Tuesday night at the World Economic Forum in Davos, Switzerland, a source with knowledge of security issues along the United States-Mexico border shared this interesting tidbit: The supply of marijuana grown in the United States has become so abundant and cheap that in the regions of northern Mexico, where it used to be grown, farmers have taken to burning their crops.
Because of the increased domestic supply, it is no longer profitable for these Mexican farmers to grow, reap, and transport weed across the border.
They have decided there is more money in burning down their crops down and planting something else instead.
This makes sense. Medical marijuana is legal in 23 states, and recreational marijuana is legal in three and decriminalized in many more.
The bad news: This source says Mexican farmers are growing opium poppies instead — the plants used to make heroin.
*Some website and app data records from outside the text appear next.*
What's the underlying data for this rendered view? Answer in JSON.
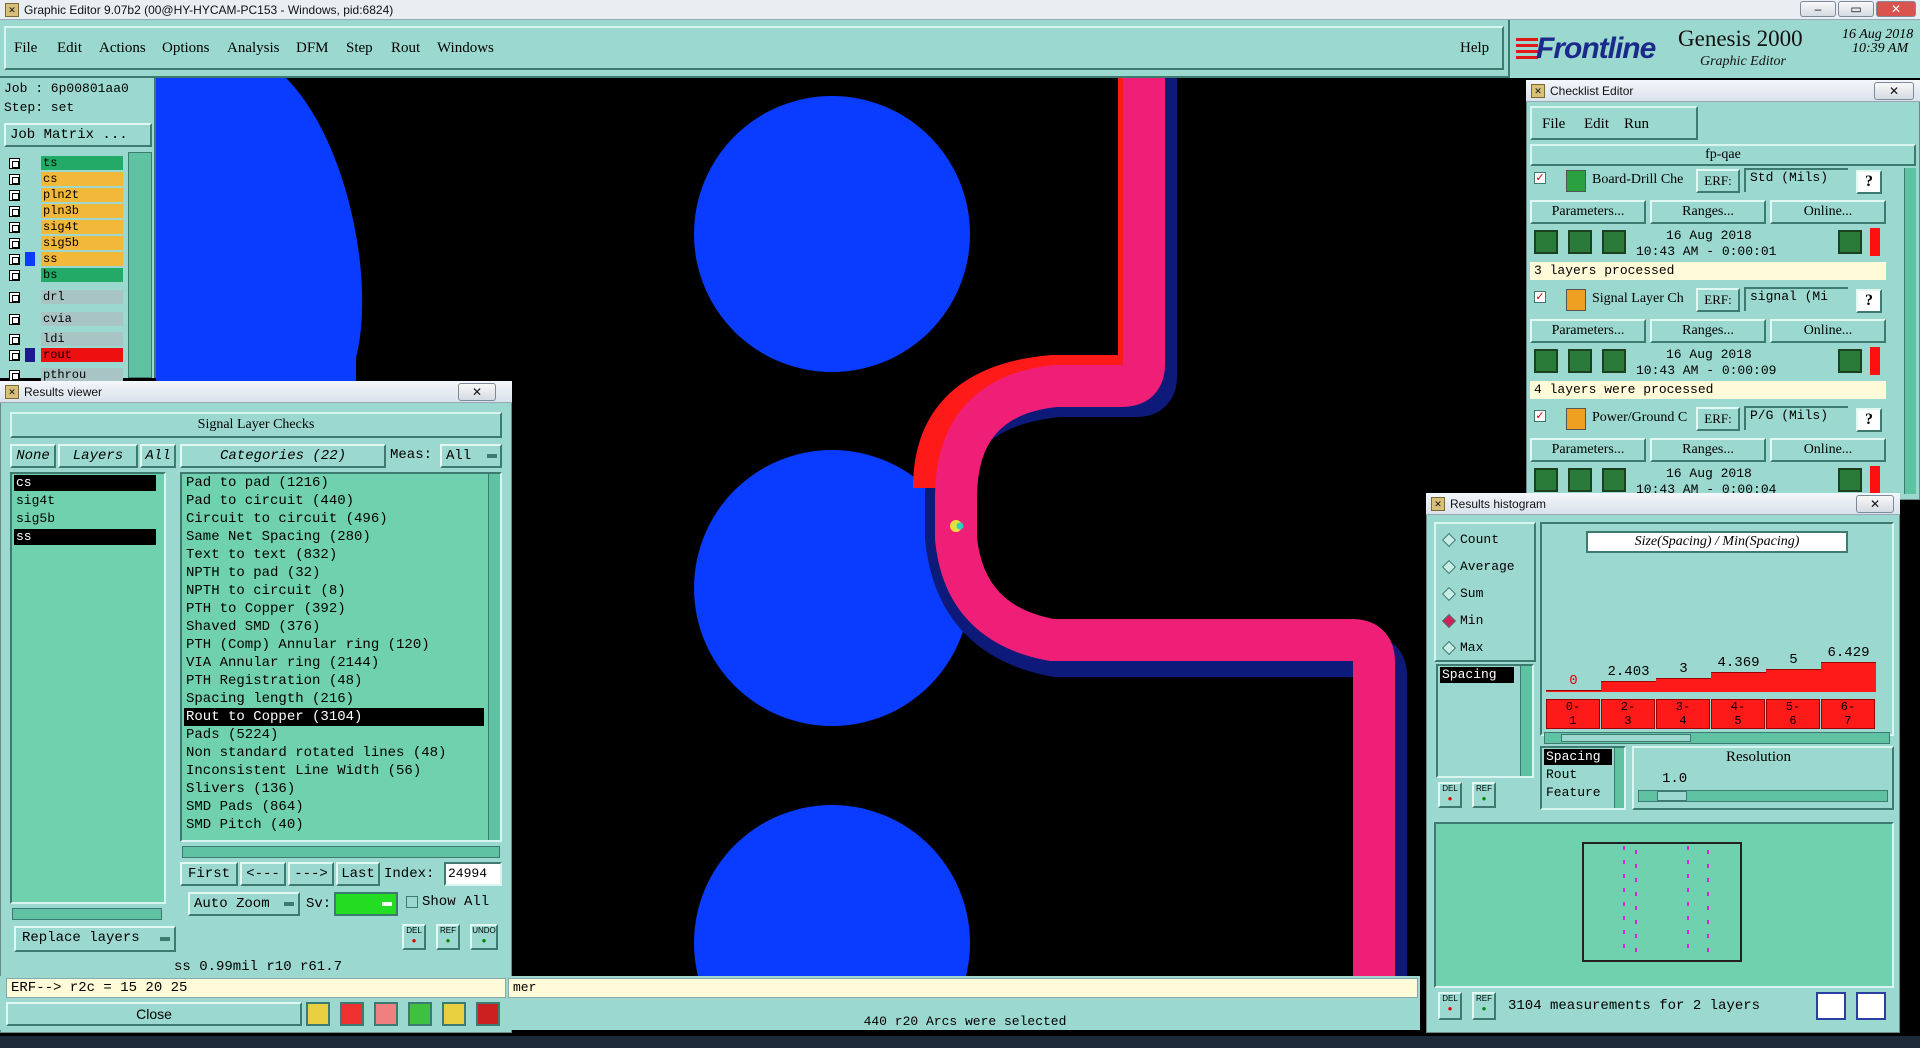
{
  "window": {
    "title": "Graphic Editor 9.07b2 (00@HY-HYCAM-PC153 - Windows, pid:6824)"
  },
  "menu": {
    "items": [
      "File",
      "Edit",
      "Actions",
      "Options",
      "Analysis",
      "DFM",
      "Step",
      "Rout",
      "Windows"
    ],
    "help": "Help"
  },
  "brand": {
    "logo": "Frontline",
    "product": "Genesis 2000",
    "subtitle": "Graphic Editor",
    "date": "16 Aug 2018",
    "time": "10:39 AM"
  },
  "job": {
    "job_label": "Job : 6p00801aa0",
    "step_label": "Step: set",
    "matrix_button": "Job Matrix ..."
  },
  "layers": [
    {
      "name": "ts",
      "color": "#22aa66"
    },
    {
      "name": "cs",
      "color": "#f2b83a"
    },
    {
      "name": "pln2t",
      "color": "#f2b83a"
    },
    {
      "name": "pln3b",
      "color": "#f2b83a"
    },
    {
      "name": "sig4t",
      "color": "#f2b83a"
    },
    {
      "name": "sig5b",
      "color": "#f2b83a"
    },
    {
      "name": "ss",
      "color": "#f2b83a"
    },
    {
      "name": "bs",
      "color": "#22aa66"
    },
    {
      "name": "drl",
      "color": "#a9c4c4"
    },
    {
      "name": "cvia",
      "color": "#a9c4c4"
    },
    {
      "name": "ldi",
      "color": "#a9c4c4"
    },
    {
      "name": "rout",
      "color": "#a9c4c4"
    },
    {
      "name": "pthrou",
      "color": "#a9c4c4"
    }
  ],
  "results_viewer": {
    "title": "Results viewer",
    "header": "Signal Layer Checks",
    "none_btn": "None",
    "layers_btn": "Layers",
    "all_btn": "All",
    "layer_list": [
      "cs",
      "sig4t",
      "sig5b",
      "ss"
    ],
    "categories_label": "Categories (22)",
    "meas_label": "Meas:",
    "meas_value": "All",
    "categories": [
      "Pad to pad (1216)",
      "Pad to circuit (440)",
      "Circuit to circuit (496)",
      "Same Net Spacing (280)",
      "Text to text (832)",
      "NPTH to pad (32)",
      "NPTH to circuit (8)",
      "PTH to Copper (392)",
      "Shaved SMD (376)",
      "PTH (Comp) Annular ring (120)",
      "VIA Annular ring (2144)",
      "PTH Registration (48)",
      "Spacing length (216)",
      "Rout to Copper (3104)",
      "Pads (5224)",
      "Non standard rotated lines (48)",
      "Inconsistent Line Width (56)",
      "Slivers (136)",
      "SMD Pads (864)",
      "SMD Pitch (40)"
    ],
    "selected_category": "Rout to Copper (3104)",
    "first_btn": "First",
    "prev_btn": "<---",
    "next_btn": "--->",
    "last_btn": "Last",
    "index_label": "Index:",
    "index_value": "24994",
    "auto_zoom": "Auto Zoom",
    "sv_label": "Sv:",
    "show_all": "Show All",
    "replace_layers": "Replace layers",
    "del": "DEL",
    "ref": "REF",
    "undo": "UNDO",
    "measure_line": "ss 0.99mil  r10  r61.7",
    "erf_line": "ERF--> r2c = 15 20 25",
    "close_btn": "Close"
  },
  "checklist": {
    "title": "Checklist Editor",
    "menu": [
      "File",
      "Edit",
      "Run"
    ],
    "name": "fp-qae",
    "checks": [
      {
        "name": "Board-Drill Che",
        "erf": "ERF:",
        "erf_value": "Std (Mils)",
        "date": "16 Aug 2018",
        "time": "10:43 AM - 0:00:01",
        "status": "3 layers processed"
      },
      {
        "name": "Signal Layer Ch",
        "erf": "ERF:",
        "erf_value": "signal (Mi",
        "date": "16 Aug 2018",
        "time": "10:43 AM - 0:00:09",
        "status": "4 layers were processed"
      },
      {
        "name": "Power/Ground C",
        "erf": "ERF:",
        "erf_value": "P/G (Mils)",
        "date": "16 Aug 2018",
        "time": "10:43 AM - 0:00:04",
        "status": ""
      }
    ],
    "parameters_btn": "Parameters...",
    "ranges_btn": "Ranges...",
    "online_btn": "Online...",
    "help_btn": "?"
  },
  "histogram": {
    "title": "Results histogram",
    "modes": [
      "Count",
      "Average",
      "Sum",
      "Min",
      "Max"
    ],
    "selected_mode": "Min",
    "measure_list": [
      "Spacing"
    ],
    "chart_title": "Size(Spacing) / Min(Spacing)",
    "resolution_label": "Resolution",
    "resolution_value": "1.0",
    "field_list": [
      "Spacing",
      "Rout",
      "Feature"
    ],
    "footer": "3104 measurements for 2 layers",
    "del": "DEL",
    "ref": "REF"
  },
  "chart_data": {
    "type": "bar",
    "title": "Size(Spacing) / Min(Spacing)",
    "categories": [
      "0-1",
      "2-3",
      "3-4",
      "4-5",
      "5-6",
      "6-7"
    ],
    "values": [
      0,
      2.403,
      3,
      4.369,
      5,
      6.429
    ],
    "value_labels": [
      "0",
      "2.403",
      "3",
      "4.369",
      "5",
      "6.429"
    ],
    "color": "#ff1a1a"
  },
  "status": {
    "left": "mer",
    "center": "440 r20 Arcs were selected"
  },
  "colors": {
    "panel": "#9bd9d0",
    "list_bg": "#6fd1ad",
    "pad_blue": "#0a3cff",
    "rout_pink": "#ef1f78",
    "shadow_navy": "#0e1a7a",
    "red_trace": "#ff0000"
  }
}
(We’d describe the source of this information more, but the World Economic Forum is held under something called “The Chatham House Rule,” wherein reporters are able to share information they have heard here but are not allowed to describe its source.)